▶ _Exercise materials_:
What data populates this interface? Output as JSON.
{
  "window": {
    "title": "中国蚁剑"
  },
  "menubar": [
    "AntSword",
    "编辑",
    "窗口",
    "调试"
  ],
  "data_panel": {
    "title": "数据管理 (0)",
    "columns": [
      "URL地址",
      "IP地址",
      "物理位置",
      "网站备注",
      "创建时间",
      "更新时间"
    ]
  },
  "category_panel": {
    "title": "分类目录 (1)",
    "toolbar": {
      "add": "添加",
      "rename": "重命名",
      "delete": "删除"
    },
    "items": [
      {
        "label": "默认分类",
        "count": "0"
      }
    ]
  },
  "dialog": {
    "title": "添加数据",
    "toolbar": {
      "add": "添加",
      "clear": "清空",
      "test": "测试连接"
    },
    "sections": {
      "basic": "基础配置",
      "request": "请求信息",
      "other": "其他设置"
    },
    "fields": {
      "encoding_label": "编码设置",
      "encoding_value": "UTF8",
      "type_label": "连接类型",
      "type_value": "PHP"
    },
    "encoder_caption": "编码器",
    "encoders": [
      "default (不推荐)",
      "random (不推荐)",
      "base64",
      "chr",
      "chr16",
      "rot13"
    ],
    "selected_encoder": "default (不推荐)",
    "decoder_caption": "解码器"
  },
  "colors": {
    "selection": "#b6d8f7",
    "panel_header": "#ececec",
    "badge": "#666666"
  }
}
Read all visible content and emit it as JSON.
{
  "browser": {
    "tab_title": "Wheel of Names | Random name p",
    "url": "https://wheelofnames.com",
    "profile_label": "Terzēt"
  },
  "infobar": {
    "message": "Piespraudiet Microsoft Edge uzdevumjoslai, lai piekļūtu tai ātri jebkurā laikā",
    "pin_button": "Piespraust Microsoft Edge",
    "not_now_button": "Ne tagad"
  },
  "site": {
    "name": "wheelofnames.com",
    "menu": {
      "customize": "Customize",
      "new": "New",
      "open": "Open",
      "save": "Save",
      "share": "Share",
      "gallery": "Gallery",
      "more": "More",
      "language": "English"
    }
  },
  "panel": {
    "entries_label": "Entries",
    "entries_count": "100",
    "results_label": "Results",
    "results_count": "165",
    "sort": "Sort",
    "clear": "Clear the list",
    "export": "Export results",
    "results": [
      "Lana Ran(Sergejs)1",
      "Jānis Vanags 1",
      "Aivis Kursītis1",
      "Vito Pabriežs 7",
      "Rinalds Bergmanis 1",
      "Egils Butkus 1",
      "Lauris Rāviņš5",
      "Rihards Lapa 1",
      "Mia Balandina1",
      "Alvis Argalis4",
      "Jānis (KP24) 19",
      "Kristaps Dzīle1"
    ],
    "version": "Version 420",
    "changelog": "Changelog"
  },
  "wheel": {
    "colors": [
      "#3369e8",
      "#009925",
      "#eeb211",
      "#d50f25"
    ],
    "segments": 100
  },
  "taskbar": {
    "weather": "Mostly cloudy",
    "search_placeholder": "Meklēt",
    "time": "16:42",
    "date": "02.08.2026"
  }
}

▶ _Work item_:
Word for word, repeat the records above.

▶ _Written answer_:
What data populates this interface? Output as JSON.
{
  "window": {
    "title": "中国蚁剑"
  },
  "menubar": [
    "AntSword",
    "编辑",
    "窗口",
    "调试"
  ],
  "data_panel": {
    "title": "数据管理 (0)",
    "columns": [
      "URL地址",
      "IP地址",
      "物理位置",
      "网站备注",
      "创建时间",
      "更新时间"
    ]
  },
  "category_panel": {
    "title": "分类目录 (1)",
    "toolbar": {
      "add": "添加",
      "rename": "重命名",
      "delete": "删除"
    },
    "items": [
      {
        "label": "默认分类",
        "count": "0"
      }
    ]
  },
  "dialog": {
    "title": "添加数据",
    "toolbar": {
      "add": "添加",
      "clear": "清空",
      "test": "测试连接"
    },
    "sections": {
      "basic": "基础配置",
      "request": "请求信息",
      "other": "其他设置"
    },
    "fields": {
      "encoding_label": "编码设置",
      "encoding_value": "UTF8",
      "type_label": "连接类型",
      "type_value": "PHP"
    },
    "encoder_caption": "编码器",
    "encoders": [
      "default (不推荐)",
      "random (不推荐)",
      "base64",
      "chr",
      "chr16",
      "rot13"
    ],
    "selected_encoder": "default (不推荐)",
    "decoder_caption": "解码器"
  },
  "colors": {
    "selection": "#b6d8f7",
    "panel_header": "#ececec",
    "badge": "#666666"
  }
}
Read all visible content and emit it as JSON.
{
  "browser": {
    "tab_title": "Wheel of Names | Random name p",
    "url": "https://wheelofnames.com",
    "profile_label": "Terzēt"
  },
  "infobar": {
    "message": "Piespraudiet Microsoft Edge uzdevumjoslai, lai piekļūtu tai ātri jebkurā laikā",
    "pin_button": "Piespraust Microsoft Edge",
    "not_now_button": "Ne tagad"
  },
  "site": {
    "name": "wheelofnames.com",
    "menu": {
      "customize": "Customize",
      "new": "New",
      "open": "Open",
      "save": "Save",
      "share": "Share",
      "gallery": "Gallery",
      "more": "More",
      "language": "English"
    }
  },
  "panel": {
    "entries_label": "Entries",
    "entries_count": "100",
    "results_label": "Results",
    "results_count": "165",
    "sort": "Sort",
    "clear": "Clear the list",
    "export": "Export results",
    "results": [
      "Lana Ran(Sergejs)1",
      "Jānis Vanags 1",
      "Aivis Kursītis1",
      "Vito Pabriežs 7",
      "Rinalds Bergmanis 1",
      "Egils Butkus 1",
      "Lauris Rāviņš5",
      "Rihards Lapa 1",
      "Mia Balandina1",
      "Alvis Argalis4",
      "Jānis (KP24) 19",
      "Kristaps Dzīle1"
    ],
    "version": "Version 420",
    "changelog": "Changelog"
  },
  "wheel": {
    "colors": [
      "#3369e8",
      "#009925",
      "#eeb211",
      "#d50f25"
    ],
    "segments": 100
  },
  "taskbar": {
    "weather": "Mostly cloudy",
    "search_placeholder": "Meklēt",
    "time": "16:42",
    "date": "02.08.2026"
  }
}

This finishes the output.